* _Items from an interface collection_

((

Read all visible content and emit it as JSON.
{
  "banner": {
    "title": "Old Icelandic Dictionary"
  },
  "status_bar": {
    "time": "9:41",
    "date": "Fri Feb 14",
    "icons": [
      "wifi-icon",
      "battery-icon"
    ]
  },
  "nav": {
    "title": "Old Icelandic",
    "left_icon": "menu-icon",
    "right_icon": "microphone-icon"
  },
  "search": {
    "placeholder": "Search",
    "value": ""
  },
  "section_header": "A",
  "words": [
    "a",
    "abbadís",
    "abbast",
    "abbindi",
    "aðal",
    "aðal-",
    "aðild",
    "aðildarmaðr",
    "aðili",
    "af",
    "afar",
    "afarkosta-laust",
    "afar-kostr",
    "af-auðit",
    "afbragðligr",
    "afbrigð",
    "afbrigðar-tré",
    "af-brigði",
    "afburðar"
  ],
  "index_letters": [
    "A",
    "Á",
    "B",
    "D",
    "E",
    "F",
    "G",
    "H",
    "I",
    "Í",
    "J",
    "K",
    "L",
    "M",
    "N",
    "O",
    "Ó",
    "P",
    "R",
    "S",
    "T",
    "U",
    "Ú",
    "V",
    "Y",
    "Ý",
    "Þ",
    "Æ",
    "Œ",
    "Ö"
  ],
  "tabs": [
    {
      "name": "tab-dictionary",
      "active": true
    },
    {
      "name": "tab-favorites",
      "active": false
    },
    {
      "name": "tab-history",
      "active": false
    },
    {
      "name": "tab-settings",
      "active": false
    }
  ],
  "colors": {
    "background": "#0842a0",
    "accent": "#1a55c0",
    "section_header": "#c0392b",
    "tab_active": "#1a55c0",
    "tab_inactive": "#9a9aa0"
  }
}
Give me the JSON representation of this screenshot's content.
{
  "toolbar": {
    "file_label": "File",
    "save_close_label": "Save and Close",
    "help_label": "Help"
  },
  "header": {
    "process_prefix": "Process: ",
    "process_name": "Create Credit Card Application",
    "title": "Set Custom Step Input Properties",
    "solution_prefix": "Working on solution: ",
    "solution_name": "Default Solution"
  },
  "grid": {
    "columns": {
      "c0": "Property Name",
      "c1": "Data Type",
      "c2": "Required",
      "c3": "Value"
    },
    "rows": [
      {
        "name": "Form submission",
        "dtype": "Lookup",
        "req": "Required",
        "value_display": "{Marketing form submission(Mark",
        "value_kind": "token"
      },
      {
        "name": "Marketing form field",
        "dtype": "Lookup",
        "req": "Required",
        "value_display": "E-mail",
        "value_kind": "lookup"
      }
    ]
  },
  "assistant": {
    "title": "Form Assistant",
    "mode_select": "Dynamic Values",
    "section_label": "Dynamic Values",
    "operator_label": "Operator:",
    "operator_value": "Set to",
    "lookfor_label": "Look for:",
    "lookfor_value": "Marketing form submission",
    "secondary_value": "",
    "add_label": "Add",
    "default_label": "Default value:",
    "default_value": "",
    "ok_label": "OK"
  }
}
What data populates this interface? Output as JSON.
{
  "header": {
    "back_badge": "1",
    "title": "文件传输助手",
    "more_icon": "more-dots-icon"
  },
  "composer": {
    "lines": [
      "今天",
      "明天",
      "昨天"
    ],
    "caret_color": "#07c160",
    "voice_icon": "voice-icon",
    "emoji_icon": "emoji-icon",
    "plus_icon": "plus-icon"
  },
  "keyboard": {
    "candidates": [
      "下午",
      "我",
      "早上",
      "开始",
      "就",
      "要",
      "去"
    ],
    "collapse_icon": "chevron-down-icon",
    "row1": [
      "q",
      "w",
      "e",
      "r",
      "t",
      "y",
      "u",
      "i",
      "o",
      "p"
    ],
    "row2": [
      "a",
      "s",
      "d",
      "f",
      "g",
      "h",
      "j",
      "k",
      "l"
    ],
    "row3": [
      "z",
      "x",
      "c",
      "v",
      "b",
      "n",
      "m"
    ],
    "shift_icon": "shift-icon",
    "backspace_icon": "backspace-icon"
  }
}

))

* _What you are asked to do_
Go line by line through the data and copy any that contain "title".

* _Solution to this task_
    "title": "Old Icelandic Dictionary"
    "title": "Old Icelandic",
    "title": "Set Custom Step Input Properties",
    "title": "Form Assistant",
    "title": "文件传输助手",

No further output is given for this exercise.